Small businesses will be exempt from a ban on junk food advertising under plans to be revealed by ministers on Thursday.


The whole idea is insane anyway but.

However, they said that the online restrictions would stop short of a “total ban”, as it would only apply to paid-for advertising. Small businesses will also be exempt from the online and television ban.

They do know that Maccy D’s runs a franchise plan in the UK, yes? And that a franchise is indeed an independent business?

14 thoughts on “Government silliness”

  1. Macdonalds Corporation buys the advertising space. Franchisees each pay a fee to McD to cover the cost. Do you honestly think each franchise buys its own airtime?

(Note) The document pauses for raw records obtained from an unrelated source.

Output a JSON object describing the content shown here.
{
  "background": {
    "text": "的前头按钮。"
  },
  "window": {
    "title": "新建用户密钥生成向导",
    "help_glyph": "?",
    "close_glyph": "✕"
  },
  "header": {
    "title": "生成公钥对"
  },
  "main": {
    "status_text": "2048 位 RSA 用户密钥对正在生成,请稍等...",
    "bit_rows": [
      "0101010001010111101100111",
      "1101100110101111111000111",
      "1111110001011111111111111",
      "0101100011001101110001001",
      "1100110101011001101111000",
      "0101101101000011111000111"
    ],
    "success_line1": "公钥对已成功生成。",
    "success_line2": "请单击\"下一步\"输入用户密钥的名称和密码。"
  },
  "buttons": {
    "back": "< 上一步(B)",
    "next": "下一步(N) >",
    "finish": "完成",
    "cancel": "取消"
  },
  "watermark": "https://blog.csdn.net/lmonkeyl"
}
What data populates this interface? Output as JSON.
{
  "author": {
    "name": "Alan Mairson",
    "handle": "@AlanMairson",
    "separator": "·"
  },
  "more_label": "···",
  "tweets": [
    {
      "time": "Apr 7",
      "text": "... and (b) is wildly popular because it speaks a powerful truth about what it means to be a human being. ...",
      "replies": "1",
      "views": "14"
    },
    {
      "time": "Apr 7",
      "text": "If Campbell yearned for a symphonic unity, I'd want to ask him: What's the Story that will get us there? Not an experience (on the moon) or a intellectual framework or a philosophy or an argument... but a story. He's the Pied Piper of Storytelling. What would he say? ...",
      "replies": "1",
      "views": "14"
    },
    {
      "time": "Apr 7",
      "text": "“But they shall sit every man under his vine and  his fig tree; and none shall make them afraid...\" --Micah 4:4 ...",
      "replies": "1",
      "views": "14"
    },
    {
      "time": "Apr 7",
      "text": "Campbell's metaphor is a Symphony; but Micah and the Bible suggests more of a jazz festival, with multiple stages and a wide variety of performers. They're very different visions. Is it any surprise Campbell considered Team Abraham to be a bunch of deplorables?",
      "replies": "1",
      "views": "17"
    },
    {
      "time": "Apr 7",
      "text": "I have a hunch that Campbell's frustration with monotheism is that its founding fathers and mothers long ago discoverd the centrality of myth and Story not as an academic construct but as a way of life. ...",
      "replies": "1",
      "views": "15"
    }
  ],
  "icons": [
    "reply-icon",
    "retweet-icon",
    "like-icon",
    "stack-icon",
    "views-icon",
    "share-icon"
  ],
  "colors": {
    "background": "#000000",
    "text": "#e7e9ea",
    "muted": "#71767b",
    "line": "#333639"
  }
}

  2. I’m aware of how franchising works, thank you.

    Now, change the incentives. McDonald’s may not advertise. Franchises, being small businesses, may. So, what’s going to happen?

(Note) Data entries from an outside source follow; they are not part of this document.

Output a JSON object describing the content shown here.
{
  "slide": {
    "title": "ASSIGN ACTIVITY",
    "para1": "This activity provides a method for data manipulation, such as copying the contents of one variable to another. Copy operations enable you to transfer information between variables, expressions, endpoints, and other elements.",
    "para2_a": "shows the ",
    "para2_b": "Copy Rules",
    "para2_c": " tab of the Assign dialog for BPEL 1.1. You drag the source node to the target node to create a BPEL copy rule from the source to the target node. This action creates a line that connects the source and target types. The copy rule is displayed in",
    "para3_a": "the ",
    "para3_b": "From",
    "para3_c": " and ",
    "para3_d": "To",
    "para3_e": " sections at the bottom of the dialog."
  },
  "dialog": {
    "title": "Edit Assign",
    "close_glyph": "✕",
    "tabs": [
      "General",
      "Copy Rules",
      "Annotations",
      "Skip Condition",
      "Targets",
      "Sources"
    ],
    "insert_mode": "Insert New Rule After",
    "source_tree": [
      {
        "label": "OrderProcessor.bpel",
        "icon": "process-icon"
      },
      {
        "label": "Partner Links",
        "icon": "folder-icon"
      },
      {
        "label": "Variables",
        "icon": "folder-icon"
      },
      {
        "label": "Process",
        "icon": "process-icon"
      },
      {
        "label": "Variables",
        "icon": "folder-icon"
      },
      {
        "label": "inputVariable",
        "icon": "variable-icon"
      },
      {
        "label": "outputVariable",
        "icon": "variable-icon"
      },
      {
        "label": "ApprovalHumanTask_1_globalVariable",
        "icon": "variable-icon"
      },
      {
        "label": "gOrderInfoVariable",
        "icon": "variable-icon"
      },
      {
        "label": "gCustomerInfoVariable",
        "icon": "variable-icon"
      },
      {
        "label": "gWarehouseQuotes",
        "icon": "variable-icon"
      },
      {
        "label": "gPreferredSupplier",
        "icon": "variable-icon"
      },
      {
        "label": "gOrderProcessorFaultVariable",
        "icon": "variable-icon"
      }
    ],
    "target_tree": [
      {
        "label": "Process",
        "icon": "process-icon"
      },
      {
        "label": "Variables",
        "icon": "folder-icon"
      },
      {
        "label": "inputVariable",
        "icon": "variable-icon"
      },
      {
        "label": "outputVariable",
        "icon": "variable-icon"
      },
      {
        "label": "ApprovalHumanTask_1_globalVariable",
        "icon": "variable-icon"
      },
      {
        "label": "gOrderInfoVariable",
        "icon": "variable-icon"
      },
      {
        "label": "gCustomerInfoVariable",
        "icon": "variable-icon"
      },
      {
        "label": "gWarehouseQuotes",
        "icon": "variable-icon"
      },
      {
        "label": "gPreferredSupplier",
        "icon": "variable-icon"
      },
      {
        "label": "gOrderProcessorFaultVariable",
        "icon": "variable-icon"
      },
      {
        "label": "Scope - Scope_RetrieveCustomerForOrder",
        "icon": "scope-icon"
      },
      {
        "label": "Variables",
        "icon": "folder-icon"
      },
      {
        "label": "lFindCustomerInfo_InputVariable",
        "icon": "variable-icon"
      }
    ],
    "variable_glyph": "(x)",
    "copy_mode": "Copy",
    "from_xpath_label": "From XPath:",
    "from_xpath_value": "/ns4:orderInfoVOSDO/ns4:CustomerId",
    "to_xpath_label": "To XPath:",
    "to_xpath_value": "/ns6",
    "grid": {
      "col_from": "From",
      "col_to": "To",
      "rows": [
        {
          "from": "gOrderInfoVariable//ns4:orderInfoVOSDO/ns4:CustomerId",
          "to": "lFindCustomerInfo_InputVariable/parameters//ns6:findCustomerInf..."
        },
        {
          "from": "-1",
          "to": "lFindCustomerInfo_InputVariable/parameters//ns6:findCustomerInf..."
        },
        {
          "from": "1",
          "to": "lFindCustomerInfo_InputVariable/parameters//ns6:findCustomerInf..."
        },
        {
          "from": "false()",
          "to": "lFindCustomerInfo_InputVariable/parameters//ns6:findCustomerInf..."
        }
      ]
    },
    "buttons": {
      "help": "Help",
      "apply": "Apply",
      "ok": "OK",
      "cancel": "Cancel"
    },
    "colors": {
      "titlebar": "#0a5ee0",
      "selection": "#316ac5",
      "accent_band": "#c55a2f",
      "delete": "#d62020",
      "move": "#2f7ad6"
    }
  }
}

  3. A single franchise is hardly likely to buy TV airtime, local radio, maybe but doubtful – how many restaurants advertise on local radio?, some bandwidth on Facebook and Google, possibly.

  4. The Meissen Bison

    I’m aware of how franchising works, thank you.

    Are you taking the Ely correspondence course?

  5. Such innocence, Alex.
    TV ad for McDo Reading (or wherever) in small print. Same images of sizzling half pounders or gristle nuggets as usual. Franchise gets a year’s discount on its franchise fee per X minutes of TV.

  6. “Are you taking the Ely correspondence course?”

    Oh come on. The words “You are barred” don’t appear in Tim’s answer.

  7. This “ban” is not legally enforceable online. The exemption is irrelevant because any business can look up what powers the ASA has, and online, it has none. It can send a sternly worded letter and that’s all. It’s legal powers only relate to TV.

    McDonalds, Krispy Kreme, whoever, can just completely ignore this. It might then lead to actual regulation, of course.

  8. BoM4

    It might then lead to actual regulation, of course.

    It will, because it’s already coming down the track. There is a load of nonsensical regulation coming next year for HFSS (high fat, sugar, salt) products, ranging from where these products can be placed in a store to what promotions may be run to drive sales. Included in this is a load of online stuff.

  9. As Magnus Pike said decades ago, “there is no such thing as bad food, only bad diet”. This of course, will not deter the food nazis.

  10. Each McD franchise takes it in turn to advertise on TV. Obviously the day the Reading franchise advertises their great grub on national TV and all the other ones benefit from the free exposure, but that’s ok as it’s not been paid for by the other ones benefitting.
    On Tuesday the Middlesbrough franchise buys some national air time, and round the towns we go.

    Might not be allowed but something close to it will be. Advertising is a *creative* industry after all.

  11. Bloke near Worcester

    Yes, it will be interesting to see the ‘creative’ responses to this.

    Bit like there being a rule that there can only be one national lottery…responded to with a whole host of ‘local’ postcode lotteries, all looking remarkably similar

  12. Given everyone already knows what McDonalds sells do they need to show the food in the advertising…run a ‘we’re open 24 hours in lots of locations’ or ‘McDonalds house or some community initiative’ type advert and how can that be banned

  13. @BniC

    and how can that be banned

    It can’t, and isn’t.


    The policy will have a number of exemptions to balance health benefits and impact on business. They are as follows:

    – brand advertising (online and 9pm TV watershed), provided there are no identifiable HFSS products in the adverts, brands can continue to advertise. This is to ensure that brands are not pigeonholed as synonymous with HFSS products and have the freedom to reformulate and move towards offering healthier products

Leave a Reply

Your email address will not be published. Required fields are marked *